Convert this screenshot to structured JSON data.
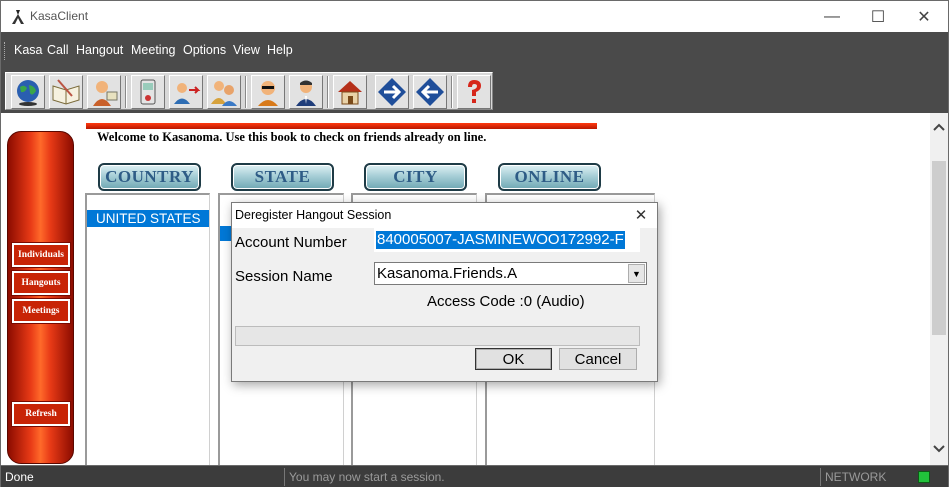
{
  "window": {
    "title": "KasaClient",
    "controls": {
      "minimize": "—",
      "maximize": "☐",
      "close": "✕"
    }
  },
  "menu": [
    "Kasa",
    "Call",
    "Hangout",
    "Meeting",
    "Options",
    "View",
    "Help"
  ],
  "toolbar": {
    "buttons": [
      "globe-icon",
      "open-book-icon",
      "contact-card-icon",
      "phone-icon",
      "user-transfer-icon",
      "group-users-icon",
      "sunglasses-person-icon",
      "person-suit-icon",
      "home-icon",
      "arrow-right-icon",
      "arrow-left-icon",
      "help-question-icon"
    ]
  },
  "sidebar": {
    "buttons": [
      "Individuals",
      "Hangouts",
      "Meetings",
      "Refresh"
    ]
  },
  "main": {
    "welcome": "Welcome to Kasanoma. Use this book to check on friends already on line.",
    "columns": [
      "COUNTRY",
      "STATE",
      "CITY",
      "ONLINE"
    ],
    "country_list": [
      "UNITED STATES"
    ]
  },
  "dialog": {
    "title": "Deregister Hangout Session",
    "close": "✕",
    "account_label": "Account Number",
    "account_value": "840005007-JASMINEWOO172992-F",
    "session_label": "Session Name",
    "session_value": "Kasanoma.Friends.A",
    "access_code": "Access Code :0 (Audio)",
    "progress": 0,
    "ok": "OK",
    "cancel": "Cancel"
  },
  "statusbar": {
    "left": "Done",
    "message": "You may now start a session.",
    "network": "NETWORK",
    "network_led_color": "#21c23b"
  },
  "scrollbar": {
    "up": "⌃",
    "down": "⌄"
  },
  "colors": {
    "selection": "#0078d7",
    "accent_red": "#e83a16",
    "dark_bar": "#4a4a4a"
  }
}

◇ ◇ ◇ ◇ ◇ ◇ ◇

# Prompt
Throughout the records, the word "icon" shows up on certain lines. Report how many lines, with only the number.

# Exercise result
12